Understanding vitamins and their benefits, limitations and even dangers is a bit like understanding a family. You may not have a problem with your child hanging out with Bobby Jones, Martha Jones or Susan Jones -- but little Jim Jones ... he's another story. They're all Joneses, but they also have different individual names, characteristics and liabilities. In the same way, addressing the issue of sun exposure while taking vitamin A requires a little examination and explanation.
A vitamin is something made by an animal or plant that's essential to your health and growth [source: Teens Health]. Vitamin A is really a broad nickname for an organic group of compounds that aid in eye and immune system functions and the healthy growth and development of skin [source: WebMD]. It would be more accurate to call it by one of its scientific names but antixerophthalmic vitamin and 3-dehydroretinol just don't roll off the tongue. Retinol and Retin A -- which are typically used as cosmetic and anti-aging or acne treatments -- are chemical alterations of vitamin A. These vitamin-A derivatives have the potential to make your skin more sensitive to sunlight [source: Estridge; Yerman].
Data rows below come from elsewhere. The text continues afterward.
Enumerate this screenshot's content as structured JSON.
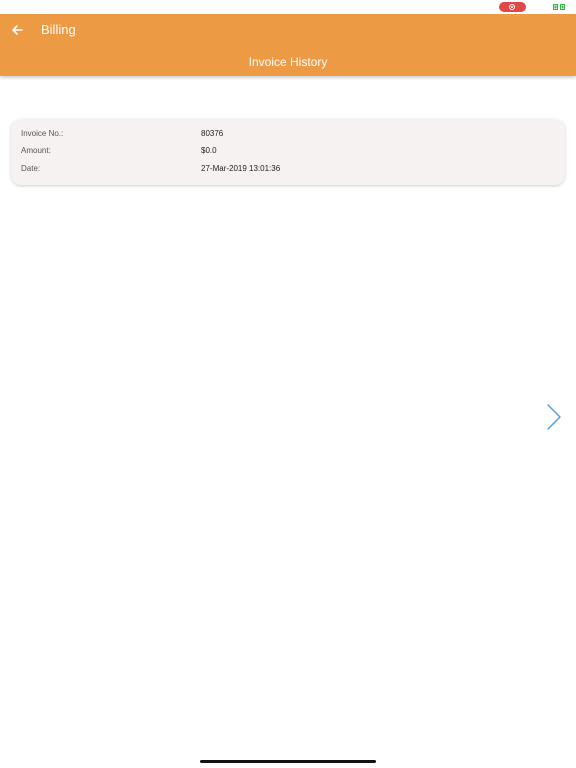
{
  "header": {
    "title": "Billing",
    "subtitle": "Invoice History",
    "accent_color": "#ec9a43"
  },
  "invoice": {
    "rows": [
      {
        "label": "Invoice No.:",
        "value": "80376"
      },
      {
        "label": "Amount:",
        "value": "$0.0"
      },
      {
        "label": "Date:",
        "value": "27-Mar-2019 13:01:36"
      }
    ]
  },
  "icons": {
    "back": "arrow-left-icon",
    "next": "chevron-right-icon",
    "recording": "screen-record-icon",
    "battery": "battery-icon"
  }
}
Doctors recommend that people using substances containing either retinol or Retin A avoid extended periods in the sun and that they make certain to apply sunscreen [source: Wiegman]. But even these two manipulated forms of vitamin A are different from each other, and those differences can have a big impact on your level of sensitivity to the sun's rays [source: Estridge].
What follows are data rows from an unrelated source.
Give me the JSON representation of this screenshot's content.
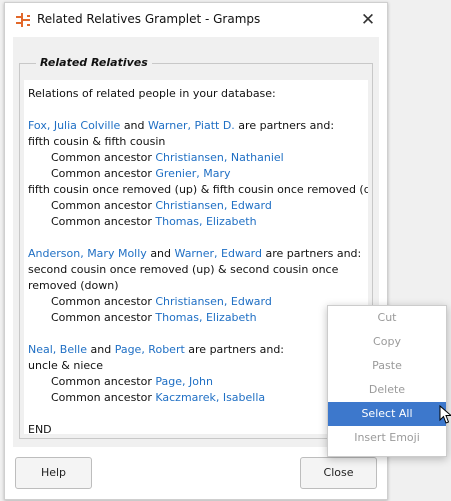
{
  "window": {
    "title": "Related Relatives Gramplet - Gramps",
    "close_glyph": "✕"
  },
  "frame_label": "Related Relatives",
  "intro": "Relations of related people in your database:",
  "groups": [
    {
      "person1": "Fox, Julia Colville",
      "connector": "and",
      "person2": "Warner, Piatt D.",
      "suffix": "are partners and:",
      "relations": [
        {
          "text": "fifth cousin & fifth cousin",
          "ancestors": [
            "Christiansen, Nathaniel",
            "Grenier, Mary"
          ]
        },
        {
          "text": "fifth cousin once removed (up) & fifth cousin once removed (down)",
          "ancestors": [
            "Christiansen, Edward",
            "Thomas, Elizabeth"
          ]
        }
      ]
    },
    {
      "person1": "Anderson, Mary Molly",
      "connector": "and",
      "person2": "Warner, Edward",
      "suffix": "are partners and:",
      "relations": [
        {
          "text": "second cousin once removed (up) & second cousin once removed (down)",
          "ancestors": [
            "Christiansen, Edward",
            "Thomas, Elizabeth"
          ]
        }
      ]
    },
    {
      "person1": "Neal, Belle",
      "connector": "and",
      "person2": "Page, Robert",
      "suffix": "are partners and:",
      "relations": [
        {
          "text": "uncle & niece",
          "ancestors": [
            "Page, John",
            "Kaczmarek, Isabella"
          ]
        }
      ]
    }
  ],
  "common_ancestor_prefix": "Common ancestor",
  "end_text": "END",
  "buttons": {
    "help": "Help",
    "close": "Close"
  },
  "context_menu": {
    "items": [
      {
        "label": "Cut",
        "enabled": false,
        "active": false
      },
      {
        "label": "Copy",
        "enabled": false,
        "active": false
      },
      {
        "label": "Paste",
        "enabled": false,
        "active": false
      },
      {
        "label": "Delete",
        "enabled": false,
        "active": false
      },
      {
        "label": "Select All",
        "enabled": true,
        "active": true
      },
      {
        "label": "Insert Emoji",
        "enabled": false,
        "active": false
      }
    ]
  },
  "colors": {
    "link": "#1f6fc4",
    "menu_highlight": "#3d78cc",
    "icon_orange": "#e2682a"
  }
}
Though retinol and Retin A's names are quite similar, it's easy to understand which is which and why one may be fine for you and the other less than ideal. Click ahead to learn more.